7 of Europe's top 10 CO2 emitters are in Germany
Germany has pledged to phase out coal power by 2038, but in the meantime the country’s power stations continue to fire out emissions - and at an even higher rate in 2021. A new study has revealed that the federal republic is home to seven of the EU’s top emitters, all of them coal and lignite plants.
Coal emissions increased in Europe in 2021
Emissions in the energy sector rose significantly in the EU in 2021, as the world powered its way out of the coronavirus pandemic and the rising cost of natural gas heightened the importance of coal in energy production around the world.
According to an evaluation by the British think tank Ember, emissions from coal-fired plants in Europe increased by 17 percent in 2021, the largest increase since the start of the emissions trading system in 2005 and the first rise since 2015.
Europe’s biggest CO2 emitters in Germany and Poland
The data shows that just two countries - Germany and Poland - accounted for more than half of all power sector emissions in Europe. The Polish state-owned energy company PGE was the largest emitter in the EU, responsible for 70,5 metric tons of carbon dioxide (CO2) in 2021. It was closely followed by two German companies: RWE and EPH.
Breaking the figures down to look at individual power plants, Ember revealed that all 10 of the plants with the highest emissions in 2021 were located in Germany and Poland. The Bełchatów Power Station in Poland topped the list with 33,2 metric tons of CO2 emissions in 2021, followed by Germany’s Neurath (22,1 metric tons) and Niederaußem (16,1 metric tons) plants.
The latter plant also claimed the dubious distinction of recording the largest emissions increase from 2020, emitting 36 percent more CO2 in 2021.
Focus should be on renewable energy, think tank says
Ember warned that, against the backdrop of the war in Ukraine, the ensuing gas crisis, and discussions about extending the life of Europe’s coal power stations to end reliance on Russian gas imports, these figures show that coal is still “a major threat to the climate.”

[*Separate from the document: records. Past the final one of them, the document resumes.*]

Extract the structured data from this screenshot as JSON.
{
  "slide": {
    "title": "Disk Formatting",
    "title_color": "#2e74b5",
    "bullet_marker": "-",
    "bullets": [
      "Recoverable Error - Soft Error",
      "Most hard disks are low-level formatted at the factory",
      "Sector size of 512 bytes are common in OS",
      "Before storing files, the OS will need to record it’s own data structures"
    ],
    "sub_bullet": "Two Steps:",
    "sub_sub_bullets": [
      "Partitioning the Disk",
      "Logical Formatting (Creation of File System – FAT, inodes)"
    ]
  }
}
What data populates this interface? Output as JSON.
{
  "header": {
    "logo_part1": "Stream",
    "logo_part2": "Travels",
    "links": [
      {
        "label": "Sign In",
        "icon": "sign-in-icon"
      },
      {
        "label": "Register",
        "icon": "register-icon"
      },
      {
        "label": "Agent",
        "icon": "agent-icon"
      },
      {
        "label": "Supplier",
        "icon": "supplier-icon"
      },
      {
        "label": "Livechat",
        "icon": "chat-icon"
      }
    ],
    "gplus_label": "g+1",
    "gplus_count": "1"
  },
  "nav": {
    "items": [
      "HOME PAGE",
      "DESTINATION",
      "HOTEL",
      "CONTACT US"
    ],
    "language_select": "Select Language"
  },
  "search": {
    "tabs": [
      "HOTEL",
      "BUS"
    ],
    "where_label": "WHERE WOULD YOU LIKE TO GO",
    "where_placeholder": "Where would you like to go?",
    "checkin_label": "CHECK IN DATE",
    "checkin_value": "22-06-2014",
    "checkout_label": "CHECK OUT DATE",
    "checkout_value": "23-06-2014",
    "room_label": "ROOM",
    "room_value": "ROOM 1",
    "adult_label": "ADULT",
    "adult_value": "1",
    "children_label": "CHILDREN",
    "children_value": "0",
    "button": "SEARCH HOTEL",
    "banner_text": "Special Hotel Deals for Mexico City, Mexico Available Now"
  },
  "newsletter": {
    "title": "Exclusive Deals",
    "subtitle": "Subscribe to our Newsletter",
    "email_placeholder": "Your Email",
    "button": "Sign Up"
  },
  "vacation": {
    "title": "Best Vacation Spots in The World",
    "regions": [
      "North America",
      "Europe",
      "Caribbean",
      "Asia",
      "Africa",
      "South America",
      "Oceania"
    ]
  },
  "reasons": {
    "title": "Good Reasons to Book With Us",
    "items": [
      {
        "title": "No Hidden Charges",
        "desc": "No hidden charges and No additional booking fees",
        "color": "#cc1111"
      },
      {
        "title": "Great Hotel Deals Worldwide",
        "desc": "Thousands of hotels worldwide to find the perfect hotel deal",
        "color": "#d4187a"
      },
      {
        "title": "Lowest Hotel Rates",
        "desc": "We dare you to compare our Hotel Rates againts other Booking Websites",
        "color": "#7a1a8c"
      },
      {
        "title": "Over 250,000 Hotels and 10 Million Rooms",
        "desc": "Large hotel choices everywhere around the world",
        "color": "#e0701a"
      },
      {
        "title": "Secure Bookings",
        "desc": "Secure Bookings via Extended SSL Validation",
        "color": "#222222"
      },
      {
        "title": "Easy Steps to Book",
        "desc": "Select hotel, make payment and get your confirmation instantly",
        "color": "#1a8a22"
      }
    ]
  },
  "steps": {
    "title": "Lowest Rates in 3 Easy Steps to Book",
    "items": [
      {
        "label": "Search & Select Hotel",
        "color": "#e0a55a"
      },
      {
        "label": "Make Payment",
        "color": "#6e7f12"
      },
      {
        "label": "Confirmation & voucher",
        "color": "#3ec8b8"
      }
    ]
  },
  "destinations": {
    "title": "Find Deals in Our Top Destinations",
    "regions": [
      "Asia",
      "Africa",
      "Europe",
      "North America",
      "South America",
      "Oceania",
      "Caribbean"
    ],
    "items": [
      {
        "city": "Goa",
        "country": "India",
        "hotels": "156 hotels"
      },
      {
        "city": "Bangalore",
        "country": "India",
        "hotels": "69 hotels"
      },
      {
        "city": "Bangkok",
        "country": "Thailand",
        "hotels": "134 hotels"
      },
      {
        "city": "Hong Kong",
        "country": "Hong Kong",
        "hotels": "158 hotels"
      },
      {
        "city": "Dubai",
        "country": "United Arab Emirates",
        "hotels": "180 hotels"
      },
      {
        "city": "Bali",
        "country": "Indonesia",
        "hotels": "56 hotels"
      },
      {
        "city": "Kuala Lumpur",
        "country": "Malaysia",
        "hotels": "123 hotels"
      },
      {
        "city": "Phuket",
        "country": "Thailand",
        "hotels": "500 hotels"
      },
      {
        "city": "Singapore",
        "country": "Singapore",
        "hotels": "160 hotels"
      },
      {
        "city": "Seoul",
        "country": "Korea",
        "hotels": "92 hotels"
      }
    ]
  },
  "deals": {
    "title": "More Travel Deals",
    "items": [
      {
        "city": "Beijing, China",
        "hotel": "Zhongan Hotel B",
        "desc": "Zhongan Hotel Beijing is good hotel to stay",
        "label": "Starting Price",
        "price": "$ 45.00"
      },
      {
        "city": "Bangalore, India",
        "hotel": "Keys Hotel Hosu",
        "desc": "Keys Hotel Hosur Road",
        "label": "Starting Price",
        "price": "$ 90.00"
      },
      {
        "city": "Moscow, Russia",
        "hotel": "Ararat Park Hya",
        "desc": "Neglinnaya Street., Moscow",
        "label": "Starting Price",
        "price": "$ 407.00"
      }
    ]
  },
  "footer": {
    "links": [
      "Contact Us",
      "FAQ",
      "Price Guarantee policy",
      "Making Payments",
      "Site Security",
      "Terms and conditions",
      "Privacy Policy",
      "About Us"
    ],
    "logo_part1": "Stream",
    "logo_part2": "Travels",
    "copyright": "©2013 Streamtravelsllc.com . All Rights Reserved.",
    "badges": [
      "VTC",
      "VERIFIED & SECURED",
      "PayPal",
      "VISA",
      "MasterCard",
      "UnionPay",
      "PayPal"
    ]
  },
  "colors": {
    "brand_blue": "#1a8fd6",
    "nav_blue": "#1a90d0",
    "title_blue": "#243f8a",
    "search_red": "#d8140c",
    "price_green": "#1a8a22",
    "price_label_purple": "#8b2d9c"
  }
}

“Clean electricity by 2035 is the order of the day for the EU,” said Ember analyst Harriet Fox. She argued that an increase in the use of coal power should only be temporary. “Now is the right time for a massive expansion of renewable energy to create a cleaner, cheaper and more reliable energy mix as quickly as possible.”